And then came the kids and the dog. All wonderful. But I needed something that would help with the college fund and vet bills. So, on to the corporate world, writing employee communications every day, whether I was in the mood or not. But once that last tuition bill was paid, my husband suggested I try my hand at writing a mystery. I’m not a mystery writer, I thought. “Okay,” I said. And promptly sat down and wrote A Side of Murder. About an ex-chef who becomes a restaurant reviewer and an amateur sleuth. Because, weirdly, I’d learned (or hoped I had!) how to tell a good story. Because, weirdly, I’d learned how to write a clean sentence. Because, weirdly, I’d learned to write something, anything, every single day, whether I was in the mood or not. Because, weirdly, I’d learned about food and restaurant reviewing.
Because, weirdly, I’d always raised my hand for the weird job.
Readers, What’s the weirdest job you ever had? Comment for a chance to win a copy of A Side of Murder!
SYNOPSIS: A Side of Murder is the first book in the Cape Cod Foodie mystery series featuring Samantha Barnes, a disgraced but resilient ex-chef and the world’s most reluctant YouTube star, who Elizabeth Gilbert called “the brave, sarcastic, crime-solving, relatable heroine we’ve all been waiting for.” After retreating home to the Cape, Sam tries to balance her new job as the local paper’s “Cape Cod Foodie” with her complicated love life, a posse of just-slightly-odd friends, a falling-down house and a ginormous puppy.
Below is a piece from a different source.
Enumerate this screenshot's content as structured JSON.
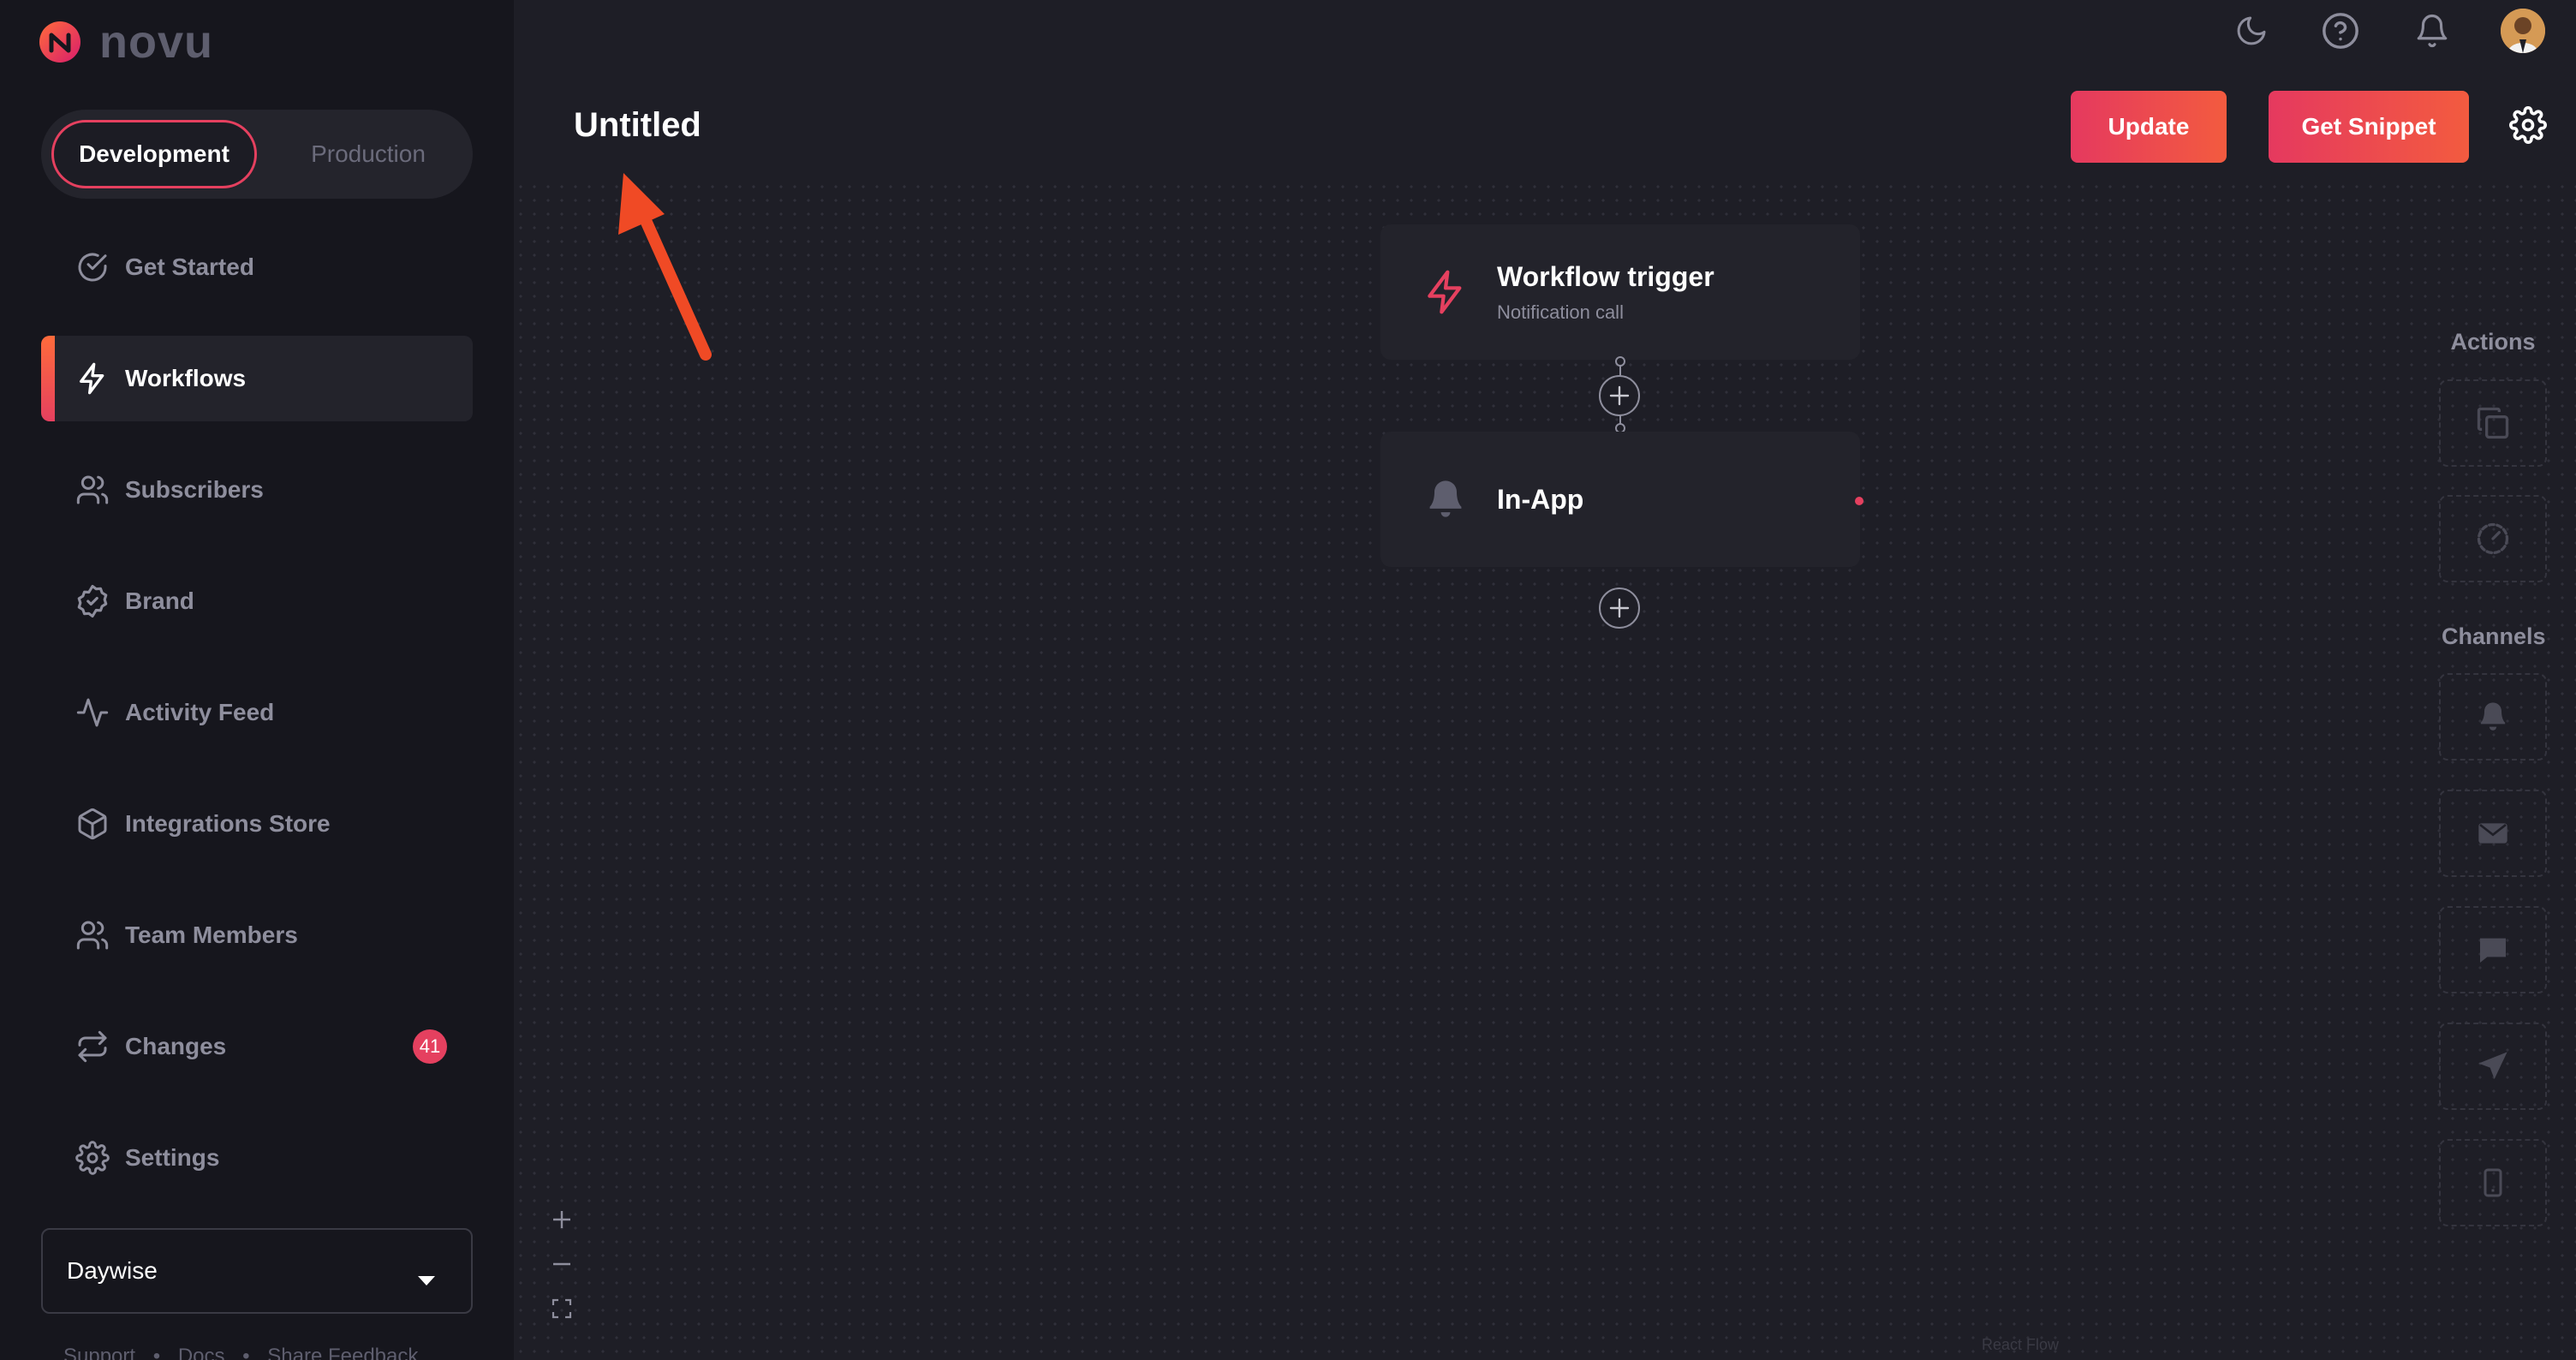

Along the way, she also discovers a new talent – a propensity for falling over dead bodies … and for solving crime.
BIO: Amy Pershing is a lifelong mystery lover and wordsmith. She’s also an unapologetic cheerleader for Cape Cod, where she spent every summer of her childhood sailing, swimming, and never, as far as she can remember, putting on a pair of shoes from June to September. In her previous incarnations, she’s been an editor, a journalist, a restaurant reviewer and the head of employee communications at a global bank. She’s now happily writing full time (and spending more time sailing on the Cape!). A Side of Murder, the first of the Cape Cod Foodie mysteries, is her debut novel.
Buy link: https://amzn.to/3bm7Y2v